Am Med Assoc./ $20.1 million; Am Coll. of Radiology/ $3.4 million; Am. Acad. of Family Practice/

$3.1 million; Am. Assoc. of Orthopedic Surg./ $1.7 million; Am Coll. of ER Physicians/ $1.6 million

Amount of money paid for “No.9” electronic cigarettes in the past two years: $100 million

No. 9 is an E-cigarette that dispenses propylene glycol and liquid nicotine and the plastic tip

glows when you inhale. It dispenses 1/5 as much nicotine and costs about one-half as much as a

real cigarette. One scientist has stated, “There is simply no evidence at this time that electronic

cigarette use poses any significant risk to non-smokers (emphasis added).”

Per cent of Massachusetts registered drivers over 75 and per cent of all auto accidents involving a

driver over 75 respectively: 7 / 3.6

Per cent change since 2004 of Massachusetts accidents involving over 75 year old drivers: -18

This is heartening to those of us who have noticed the recent spurt of stories about the

over 75 year old drivers who have confused the accelerator pedal with the brake pedal.

Ratio of fatalities in accidents at intersections for over 75 and those aged 26 to 64 yrs.:  2:1

Factor by which a driver using a cell phone is more apt to cause an accident: 4x

Chance of reducing that increased risk of an accident by use of a hands-free cell phone: 0

Per cent alcohol level in drivers having the same risk of an accident as a cell phone user: .08

Per cent of 50 states that define drunk driving as a blood alcohol level of .08 or more: 100

Conclusion: If you meet an over 75 year old on a cell phone at an intersection, get out and walk.

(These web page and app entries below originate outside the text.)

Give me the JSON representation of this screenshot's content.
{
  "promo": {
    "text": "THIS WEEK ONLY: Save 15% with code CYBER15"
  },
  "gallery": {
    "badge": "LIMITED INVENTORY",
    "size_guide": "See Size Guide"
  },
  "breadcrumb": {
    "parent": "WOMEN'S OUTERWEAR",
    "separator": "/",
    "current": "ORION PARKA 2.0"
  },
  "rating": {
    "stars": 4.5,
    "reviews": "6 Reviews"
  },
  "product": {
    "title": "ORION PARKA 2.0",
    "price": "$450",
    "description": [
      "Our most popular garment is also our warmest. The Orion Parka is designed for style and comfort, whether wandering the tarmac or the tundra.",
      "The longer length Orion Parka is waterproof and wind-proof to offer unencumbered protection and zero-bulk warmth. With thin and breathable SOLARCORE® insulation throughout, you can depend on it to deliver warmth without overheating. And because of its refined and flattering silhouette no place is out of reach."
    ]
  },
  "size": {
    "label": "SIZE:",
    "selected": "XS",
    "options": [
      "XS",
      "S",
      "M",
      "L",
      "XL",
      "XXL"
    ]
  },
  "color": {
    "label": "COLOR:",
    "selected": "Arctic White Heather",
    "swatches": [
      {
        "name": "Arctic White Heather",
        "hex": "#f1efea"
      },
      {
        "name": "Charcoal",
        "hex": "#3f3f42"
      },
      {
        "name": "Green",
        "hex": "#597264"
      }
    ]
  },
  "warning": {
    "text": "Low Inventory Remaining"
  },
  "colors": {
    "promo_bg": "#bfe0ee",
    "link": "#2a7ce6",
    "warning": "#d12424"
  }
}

Number of Massachusetts soldiers killed in action between 2002 and 2007:  78

Number of Massachusetts  residents dying of a drug overdose in the same period:  3,265

Increased chance of having a blood clot develop in your leg during a long sedentary trip: x3

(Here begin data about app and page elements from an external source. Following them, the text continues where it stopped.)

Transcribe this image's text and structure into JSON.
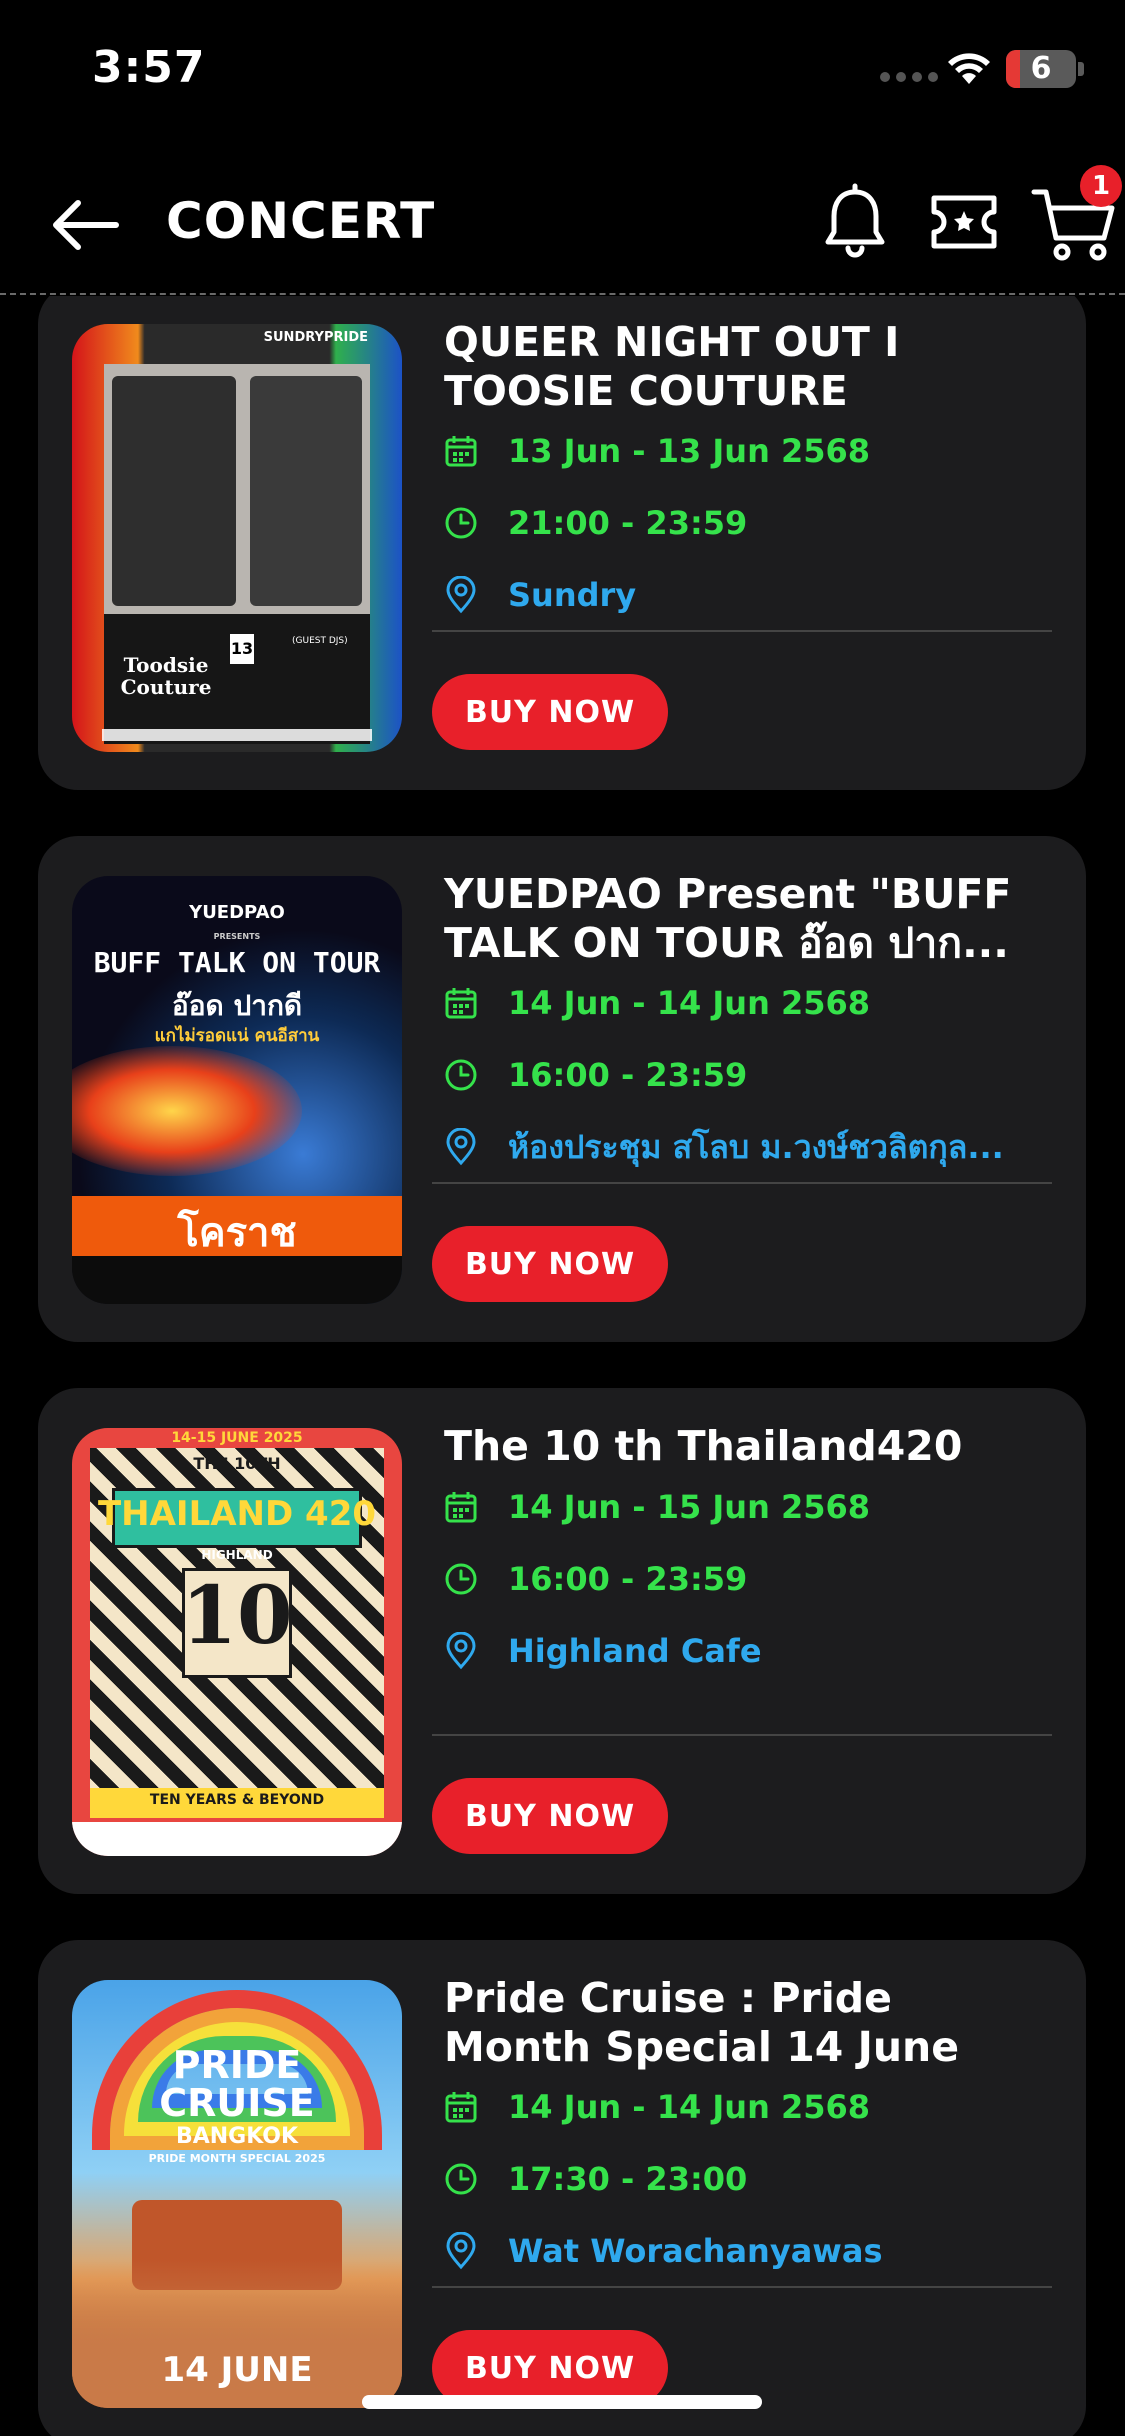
{
  "status": {
    "time": "3:57",
    "battery": "6"
  },
  "nav": {
    "title": "CONCERT",
    "cart_count": "1"
  },
  "events": [
    {
      "title": "QUEER NIGHT OUT I\nTOOSIE COUTURE",
      "date": "13 Jun - 13 Jun 2568",
      "time": "21:00 - 23:59",
      "venue": "Sundry",
      "buy_label": "BUY NOW",
      "poster": {
        "top_text": "SUNDRYPRIDE",
        "name": "Toodsie Couture",
        "day": "13",
        "tag": "(GUEST DJS)"
      }
    },
    {
      "title": "YUEDPAO Present \"BUFF\nTALK ON TOUR อ๊อด ปาก...",
      "date": "14 Jun - 14 Jun 2568",
      "time": "16:00 - 23:59",
      "venue": "ห้องประชุม สโลบ ม.วงษ์ชวลิตกุล...",
      "buy_label": "BUY NOW",
      "poster": {
        "brand": "YUEDPAO",
        "presents": "PRESENTS",
        "headline": "BUFF TALK ON TOUR",
        "thai": "อ๊อด ปากดี",
        "sub": "แกไม่รอดแน่ คนอีสาน",
        "city": "โคราช"
      }
    },
    {
      "title": "The 10 th Thailand420",
      "date": "14 Jun - 15 Jun 2568",
      "time": "16:00 - 23:59",
      "venue": "Highland Cafe",
      "buy_label": "BUY NOW",
      "poster": {
        "dates": "14-15 JUNE 2025",
        "the": "THE 10TH",
        "headline": "THAILAND 420",
        "highland": "HIGHLAND",
        "big": "10",
        "footer": "TEN YEARS & BEYOND"
      }
    },
    {
      "title": "Pride Cruise : Pride\nMonth Special 14 June",
      "date": "14 Jun - 14 Jun 2568",
      "time": "17:30 - 23:00",
      "venue": "Wat Worachanyawas",
      "buy_label": "BUY NOW",
      "poster": {
        "line1": "PRIDE",
        "line2": "CRUISE",
        "line3": "BANGKOK",
        "line4": "PRIDE MONTH SPECIAL 2025",
        "date": "14 JUNE"
      }
    }
  ],
  "colors": {
    "accent_red": "#e8202a",
    "date_green": "#35e24b",
    "venue_blue": "#2fa9ee",
    "card_bg": "#1c1c1e"
  }
}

Per cent increase in risk for each two hour interval of travel: 18 (26% for air travel)

Absolute risk of developing a blood clot during an airplane trip: 1 in 4,600 flights


Quotable Quote

“Confidence is what you have before you understand the problem. Woody Allen

Seton Hall University Law School; http://www.healthreformwatch.com/2009/06/27/

Center for Responsive Politics, http://www.opensecrets.org

Boston Globe July 18, 2009,   Mass Secretary of State’s office statistics

Boston Globe, Biotech Firms Push Hard to Protect Profits, July 21, 2009, p.A1

Boston Globe, July 21, 2009, p. G22, Alex Beam

Boston Globe, July 19, 2009, p. B1, David Abel; Mass RMV; US Government Accounting

Office;Insurance Institute for Highway Safety

Boston Globe, July 19, 2009, p. A9, Matt Richtel

Massachusetts Oxycontin and Heroin Commission

Annals of Internal Medicine, Vol. 151: Issue 3, 2009, D. Chandra, et al.


%d bloggers like this: